What the exercise asks: Select from the records below every line that has the word "para" in it.

Input records:

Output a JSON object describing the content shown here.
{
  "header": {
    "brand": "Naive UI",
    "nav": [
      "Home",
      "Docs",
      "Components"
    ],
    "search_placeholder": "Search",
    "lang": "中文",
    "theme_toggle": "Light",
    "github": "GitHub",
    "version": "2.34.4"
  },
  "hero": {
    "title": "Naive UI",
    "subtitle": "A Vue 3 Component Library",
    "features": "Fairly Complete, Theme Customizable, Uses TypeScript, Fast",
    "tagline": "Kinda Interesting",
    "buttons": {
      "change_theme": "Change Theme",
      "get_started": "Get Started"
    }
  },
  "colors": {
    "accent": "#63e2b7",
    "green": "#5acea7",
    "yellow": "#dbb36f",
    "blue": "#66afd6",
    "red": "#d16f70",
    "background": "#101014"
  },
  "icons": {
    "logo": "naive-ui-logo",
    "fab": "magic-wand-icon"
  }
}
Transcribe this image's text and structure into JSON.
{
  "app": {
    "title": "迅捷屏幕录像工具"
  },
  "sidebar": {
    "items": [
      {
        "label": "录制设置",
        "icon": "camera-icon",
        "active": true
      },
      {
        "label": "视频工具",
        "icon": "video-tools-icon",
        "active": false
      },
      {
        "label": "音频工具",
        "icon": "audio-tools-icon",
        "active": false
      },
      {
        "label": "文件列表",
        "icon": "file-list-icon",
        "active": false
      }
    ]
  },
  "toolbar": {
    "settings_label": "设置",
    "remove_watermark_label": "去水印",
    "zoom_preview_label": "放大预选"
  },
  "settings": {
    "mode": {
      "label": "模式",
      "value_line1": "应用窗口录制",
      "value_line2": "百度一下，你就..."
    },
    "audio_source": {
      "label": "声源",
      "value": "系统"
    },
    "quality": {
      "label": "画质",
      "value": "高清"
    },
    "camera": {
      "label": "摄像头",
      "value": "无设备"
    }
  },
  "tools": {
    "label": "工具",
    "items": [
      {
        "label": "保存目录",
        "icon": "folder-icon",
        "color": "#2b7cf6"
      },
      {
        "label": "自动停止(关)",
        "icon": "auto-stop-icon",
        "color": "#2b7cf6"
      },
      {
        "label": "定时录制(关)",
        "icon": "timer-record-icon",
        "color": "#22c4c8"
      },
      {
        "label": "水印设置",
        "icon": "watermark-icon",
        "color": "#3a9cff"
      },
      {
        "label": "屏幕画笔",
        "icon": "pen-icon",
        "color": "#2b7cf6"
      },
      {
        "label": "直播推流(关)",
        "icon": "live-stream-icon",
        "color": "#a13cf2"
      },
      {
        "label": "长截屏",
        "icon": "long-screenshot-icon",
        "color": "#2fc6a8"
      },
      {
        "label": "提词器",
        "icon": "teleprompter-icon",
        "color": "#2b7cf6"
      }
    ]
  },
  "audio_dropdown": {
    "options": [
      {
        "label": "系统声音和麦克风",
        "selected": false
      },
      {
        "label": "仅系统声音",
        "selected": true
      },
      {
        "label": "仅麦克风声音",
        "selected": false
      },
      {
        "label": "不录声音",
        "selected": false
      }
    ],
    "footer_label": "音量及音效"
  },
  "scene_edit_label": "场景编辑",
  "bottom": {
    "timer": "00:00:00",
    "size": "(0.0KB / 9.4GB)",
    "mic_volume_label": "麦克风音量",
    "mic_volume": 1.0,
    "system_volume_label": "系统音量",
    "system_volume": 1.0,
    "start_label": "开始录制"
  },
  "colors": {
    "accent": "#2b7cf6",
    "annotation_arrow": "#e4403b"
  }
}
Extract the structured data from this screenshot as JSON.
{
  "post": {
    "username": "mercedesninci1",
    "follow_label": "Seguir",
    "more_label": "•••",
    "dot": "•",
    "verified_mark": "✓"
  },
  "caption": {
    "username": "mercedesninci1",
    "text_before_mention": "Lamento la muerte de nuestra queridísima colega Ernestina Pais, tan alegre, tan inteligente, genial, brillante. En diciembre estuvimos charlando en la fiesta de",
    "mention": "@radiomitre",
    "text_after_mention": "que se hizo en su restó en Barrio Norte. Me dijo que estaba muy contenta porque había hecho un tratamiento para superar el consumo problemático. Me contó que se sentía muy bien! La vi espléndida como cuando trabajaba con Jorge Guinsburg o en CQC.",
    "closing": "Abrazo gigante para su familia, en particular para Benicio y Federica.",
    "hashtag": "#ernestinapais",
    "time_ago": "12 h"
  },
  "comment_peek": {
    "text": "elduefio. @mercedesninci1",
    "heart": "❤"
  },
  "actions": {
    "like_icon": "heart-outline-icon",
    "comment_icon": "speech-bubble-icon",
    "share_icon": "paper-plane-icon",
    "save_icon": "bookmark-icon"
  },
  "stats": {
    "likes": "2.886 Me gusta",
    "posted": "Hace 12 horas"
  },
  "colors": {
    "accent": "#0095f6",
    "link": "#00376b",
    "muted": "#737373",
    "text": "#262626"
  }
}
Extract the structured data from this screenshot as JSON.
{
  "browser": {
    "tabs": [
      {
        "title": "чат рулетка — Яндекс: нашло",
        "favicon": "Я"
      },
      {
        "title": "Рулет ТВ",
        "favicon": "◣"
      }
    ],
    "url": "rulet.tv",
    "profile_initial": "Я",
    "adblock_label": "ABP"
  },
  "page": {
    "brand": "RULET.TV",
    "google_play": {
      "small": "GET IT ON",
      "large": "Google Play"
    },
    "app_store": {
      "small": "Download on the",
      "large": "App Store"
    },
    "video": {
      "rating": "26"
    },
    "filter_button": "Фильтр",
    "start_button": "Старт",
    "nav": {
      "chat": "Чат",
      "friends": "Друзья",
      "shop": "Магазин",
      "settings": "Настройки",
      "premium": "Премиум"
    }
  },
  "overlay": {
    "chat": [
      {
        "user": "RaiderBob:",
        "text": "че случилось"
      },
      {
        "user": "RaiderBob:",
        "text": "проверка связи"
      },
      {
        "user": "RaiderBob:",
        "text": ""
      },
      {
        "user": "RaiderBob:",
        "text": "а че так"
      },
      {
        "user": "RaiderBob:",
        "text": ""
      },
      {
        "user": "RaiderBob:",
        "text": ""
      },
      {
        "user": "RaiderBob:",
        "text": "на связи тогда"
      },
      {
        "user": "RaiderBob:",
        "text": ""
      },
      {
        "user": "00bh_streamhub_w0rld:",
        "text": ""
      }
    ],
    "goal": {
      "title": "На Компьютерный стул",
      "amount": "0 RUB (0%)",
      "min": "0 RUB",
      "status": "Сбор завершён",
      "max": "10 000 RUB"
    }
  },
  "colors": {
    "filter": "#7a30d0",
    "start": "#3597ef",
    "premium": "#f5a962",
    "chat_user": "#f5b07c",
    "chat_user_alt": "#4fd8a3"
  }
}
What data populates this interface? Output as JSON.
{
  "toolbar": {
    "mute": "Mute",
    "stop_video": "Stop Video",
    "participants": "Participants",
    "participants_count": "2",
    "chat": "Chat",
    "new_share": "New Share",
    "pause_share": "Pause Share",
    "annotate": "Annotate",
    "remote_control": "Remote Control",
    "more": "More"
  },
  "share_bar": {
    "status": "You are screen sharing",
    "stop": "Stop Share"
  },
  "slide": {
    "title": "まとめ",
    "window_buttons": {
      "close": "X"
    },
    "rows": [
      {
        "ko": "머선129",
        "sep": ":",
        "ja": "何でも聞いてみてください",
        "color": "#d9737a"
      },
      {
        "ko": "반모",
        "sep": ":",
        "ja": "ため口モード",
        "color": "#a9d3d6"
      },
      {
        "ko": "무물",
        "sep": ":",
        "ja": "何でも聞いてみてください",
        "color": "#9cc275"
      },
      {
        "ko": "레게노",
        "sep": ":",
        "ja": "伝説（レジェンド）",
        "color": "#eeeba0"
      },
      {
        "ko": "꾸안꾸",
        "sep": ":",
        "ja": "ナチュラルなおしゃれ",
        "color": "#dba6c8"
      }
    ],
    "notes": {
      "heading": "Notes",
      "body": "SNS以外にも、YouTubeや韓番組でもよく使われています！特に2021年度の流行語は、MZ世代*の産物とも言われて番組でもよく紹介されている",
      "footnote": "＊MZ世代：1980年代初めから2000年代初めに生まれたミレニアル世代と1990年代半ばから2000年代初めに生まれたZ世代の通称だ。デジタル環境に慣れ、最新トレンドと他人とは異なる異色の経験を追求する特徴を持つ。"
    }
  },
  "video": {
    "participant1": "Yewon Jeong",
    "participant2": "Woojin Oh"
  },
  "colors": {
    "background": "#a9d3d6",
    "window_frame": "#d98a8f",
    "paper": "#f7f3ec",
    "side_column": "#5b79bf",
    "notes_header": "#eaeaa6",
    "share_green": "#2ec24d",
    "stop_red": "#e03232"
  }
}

Solution for this exercise:
    "text_after_mention": "que se hizo en su restó en Barrio Norte. Me dijo que estaba muy contenta porque había hecho un tratamiento para superar el consumo problemático. Me contó que se sentía muy bien! La vi espléndida como cuando trabajaba con Jorge Guinsburg o en CQC.",
    "closing": "Abrazo gigante para su familia, en particular para Benicio y Federica.",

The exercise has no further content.